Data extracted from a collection
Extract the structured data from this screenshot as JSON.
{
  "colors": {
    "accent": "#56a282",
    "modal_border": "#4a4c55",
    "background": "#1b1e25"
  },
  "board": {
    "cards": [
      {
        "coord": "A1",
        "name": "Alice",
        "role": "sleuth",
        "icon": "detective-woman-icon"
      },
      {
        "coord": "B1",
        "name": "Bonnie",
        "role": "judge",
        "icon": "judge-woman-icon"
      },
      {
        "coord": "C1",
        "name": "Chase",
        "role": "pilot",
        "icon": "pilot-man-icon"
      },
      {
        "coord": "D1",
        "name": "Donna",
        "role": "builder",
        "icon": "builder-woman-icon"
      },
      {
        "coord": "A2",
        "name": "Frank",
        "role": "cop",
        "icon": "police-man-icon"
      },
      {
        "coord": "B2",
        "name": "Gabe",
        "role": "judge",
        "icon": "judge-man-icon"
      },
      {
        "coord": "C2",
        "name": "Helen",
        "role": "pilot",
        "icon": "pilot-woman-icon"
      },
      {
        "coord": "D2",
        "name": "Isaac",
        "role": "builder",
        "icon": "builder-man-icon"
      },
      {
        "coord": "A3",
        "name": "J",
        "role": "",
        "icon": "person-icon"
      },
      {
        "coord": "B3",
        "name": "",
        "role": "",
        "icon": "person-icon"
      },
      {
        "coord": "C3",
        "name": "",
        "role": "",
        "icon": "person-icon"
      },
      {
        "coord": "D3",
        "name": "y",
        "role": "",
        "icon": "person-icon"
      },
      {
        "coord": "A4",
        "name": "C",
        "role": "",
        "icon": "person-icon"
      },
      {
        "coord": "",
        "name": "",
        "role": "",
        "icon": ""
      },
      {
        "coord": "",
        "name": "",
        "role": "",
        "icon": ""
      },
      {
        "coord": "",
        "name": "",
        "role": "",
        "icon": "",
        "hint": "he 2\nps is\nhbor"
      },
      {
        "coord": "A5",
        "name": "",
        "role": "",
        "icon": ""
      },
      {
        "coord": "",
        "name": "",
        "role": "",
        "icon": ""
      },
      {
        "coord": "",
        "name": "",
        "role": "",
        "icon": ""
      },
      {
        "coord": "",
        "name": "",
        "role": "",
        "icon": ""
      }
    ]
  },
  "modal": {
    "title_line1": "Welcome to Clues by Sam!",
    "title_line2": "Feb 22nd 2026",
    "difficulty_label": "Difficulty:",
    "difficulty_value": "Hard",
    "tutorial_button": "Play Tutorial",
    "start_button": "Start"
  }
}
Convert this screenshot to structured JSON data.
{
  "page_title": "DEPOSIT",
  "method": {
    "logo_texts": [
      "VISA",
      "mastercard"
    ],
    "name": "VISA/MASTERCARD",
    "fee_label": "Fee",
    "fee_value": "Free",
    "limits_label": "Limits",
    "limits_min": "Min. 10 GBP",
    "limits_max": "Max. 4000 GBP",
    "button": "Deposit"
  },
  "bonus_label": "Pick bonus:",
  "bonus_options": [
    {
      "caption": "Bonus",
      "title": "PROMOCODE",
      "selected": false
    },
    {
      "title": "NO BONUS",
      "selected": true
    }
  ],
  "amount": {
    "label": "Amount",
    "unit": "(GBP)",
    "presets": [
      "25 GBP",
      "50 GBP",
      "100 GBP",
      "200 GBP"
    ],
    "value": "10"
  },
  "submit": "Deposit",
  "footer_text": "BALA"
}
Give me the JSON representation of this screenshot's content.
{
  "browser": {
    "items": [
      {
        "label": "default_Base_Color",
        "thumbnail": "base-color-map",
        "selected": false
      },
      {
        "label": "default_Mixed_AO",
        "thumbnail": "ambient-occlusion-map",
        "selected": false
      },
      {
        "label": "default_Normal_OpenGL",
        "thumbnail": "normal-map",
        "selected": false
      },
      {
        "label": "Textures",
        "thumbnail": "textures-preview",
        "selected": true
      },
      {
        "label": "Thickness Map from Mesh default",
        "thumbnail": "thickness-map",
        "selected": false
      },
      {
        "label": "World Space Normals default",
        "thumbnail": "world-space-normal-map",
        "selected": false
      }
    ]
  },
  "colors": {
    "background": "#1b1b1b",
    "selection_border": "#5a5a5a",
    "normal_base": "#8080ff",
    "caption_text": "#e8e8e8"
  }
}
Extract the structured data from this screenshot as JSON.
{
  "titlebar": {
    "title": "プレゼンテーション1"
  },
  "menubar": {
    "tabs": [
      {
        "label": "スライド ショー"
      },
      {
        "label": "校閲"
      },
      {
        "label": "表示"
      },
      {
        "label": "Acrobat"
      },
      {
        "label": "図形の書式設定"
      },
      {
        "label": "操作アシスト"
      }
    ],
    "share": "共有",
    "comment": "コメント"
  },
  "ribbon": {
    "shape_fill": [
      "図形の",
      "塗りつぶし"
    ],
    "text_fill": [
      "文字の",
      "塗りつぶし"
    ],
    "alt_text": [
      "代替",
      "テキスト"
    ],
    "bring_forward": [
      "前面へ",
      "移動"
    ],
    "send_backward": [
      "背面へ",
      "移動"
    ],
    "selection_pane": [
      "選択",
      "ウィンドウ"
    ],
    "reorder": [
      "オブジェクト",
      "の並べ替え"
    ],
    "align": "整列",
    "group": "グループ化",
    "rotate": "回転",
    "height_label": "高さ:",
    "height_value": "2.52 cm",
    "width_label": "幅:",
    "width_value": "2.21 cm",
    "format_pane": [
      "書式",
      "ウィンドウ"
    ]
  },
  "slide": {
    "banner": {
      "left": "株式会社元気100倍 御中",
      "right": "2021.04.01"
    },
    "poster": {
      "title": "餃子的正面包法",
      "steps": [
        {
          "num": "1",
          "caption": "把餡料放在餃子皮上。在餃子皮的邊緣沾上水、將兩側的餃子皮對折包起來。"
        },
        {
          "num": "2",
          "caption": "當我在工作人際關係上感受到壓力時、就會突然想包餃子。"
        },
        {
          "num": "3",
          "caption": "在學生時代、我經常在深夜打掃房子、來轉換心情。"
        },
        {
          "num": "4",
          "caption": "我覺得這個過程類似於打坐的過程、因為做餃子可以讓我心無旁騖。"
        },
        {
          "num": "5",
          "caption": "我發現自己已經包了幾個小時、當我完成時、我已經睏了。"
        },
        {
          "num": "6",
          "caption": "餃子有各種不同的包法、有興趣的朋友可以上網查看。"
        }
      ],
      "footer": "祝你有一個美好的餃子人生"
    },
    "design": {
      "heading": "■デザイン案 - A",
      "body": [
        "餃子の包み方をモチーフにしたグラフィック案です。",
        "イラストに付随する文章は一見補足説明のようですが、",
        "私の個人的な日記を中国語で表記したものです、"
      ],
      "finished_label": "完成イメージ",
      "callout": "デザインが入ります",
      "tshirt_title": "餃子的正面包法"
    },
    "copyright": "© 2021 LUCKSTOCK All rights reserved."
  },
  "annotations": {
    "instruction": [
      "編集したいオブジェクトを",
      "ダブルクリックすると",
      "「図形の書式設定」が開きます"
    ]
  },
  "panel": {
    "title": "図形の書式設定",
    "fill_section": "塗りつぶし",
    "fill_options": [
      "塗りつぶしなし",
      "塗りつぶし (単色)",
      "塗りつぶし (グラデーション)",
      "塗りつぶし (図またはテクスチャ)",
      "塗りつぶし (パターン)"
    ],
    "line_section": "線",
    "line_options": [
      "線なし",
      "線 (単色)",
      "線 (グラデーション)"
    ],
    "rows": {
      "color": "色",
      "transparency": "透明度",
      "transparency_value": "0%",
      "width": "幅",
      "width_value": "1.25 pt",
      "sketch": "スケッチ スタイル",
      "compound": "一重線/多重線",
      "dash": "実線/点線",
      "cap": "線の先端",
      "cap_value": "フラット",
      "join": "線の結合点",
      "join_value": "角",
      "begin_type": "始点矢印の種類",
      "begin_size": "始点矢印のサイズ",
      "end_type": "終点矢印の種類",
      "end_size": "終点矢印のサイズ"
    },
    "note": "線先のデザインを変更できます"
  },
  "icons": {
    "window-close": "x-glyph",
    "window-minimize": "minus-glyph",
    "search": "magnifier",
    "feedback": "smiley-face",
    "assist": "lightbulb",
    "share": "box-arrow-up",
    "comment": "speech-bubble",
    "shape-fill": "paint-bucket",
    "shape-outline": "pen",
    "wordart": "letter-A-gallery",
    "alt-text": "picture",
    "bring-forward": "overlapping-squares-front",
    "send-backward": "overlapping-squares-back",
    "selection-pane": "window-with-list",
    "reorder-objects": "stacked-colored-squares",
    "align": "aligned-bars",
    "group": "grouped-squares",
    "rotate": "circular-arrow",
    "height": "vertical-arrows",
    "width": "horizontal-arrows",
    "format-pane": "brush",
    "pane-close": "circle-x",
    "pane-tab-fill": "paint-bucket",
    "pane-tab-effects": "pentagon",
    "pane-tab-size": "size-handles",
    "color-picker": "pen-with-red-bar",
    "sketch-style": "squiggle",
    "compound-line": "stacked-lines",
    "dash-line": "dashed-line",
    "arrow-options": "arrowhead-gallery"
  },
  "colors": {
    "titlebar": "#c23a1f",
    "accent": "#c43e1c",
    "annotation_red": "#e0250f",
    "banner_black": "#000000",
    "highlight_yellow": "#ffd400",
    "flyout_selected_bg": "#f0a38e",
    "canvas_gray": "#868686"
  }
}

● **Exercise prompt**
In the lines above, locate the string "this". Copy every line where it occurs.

● **Answer space**
Extract the structured data from this screenshot as JSON.
Convert this screenshot to structured JSON data.
Give me the JSON representation of this screenshot's content.
Extract the structured data from this screenshot as JSON.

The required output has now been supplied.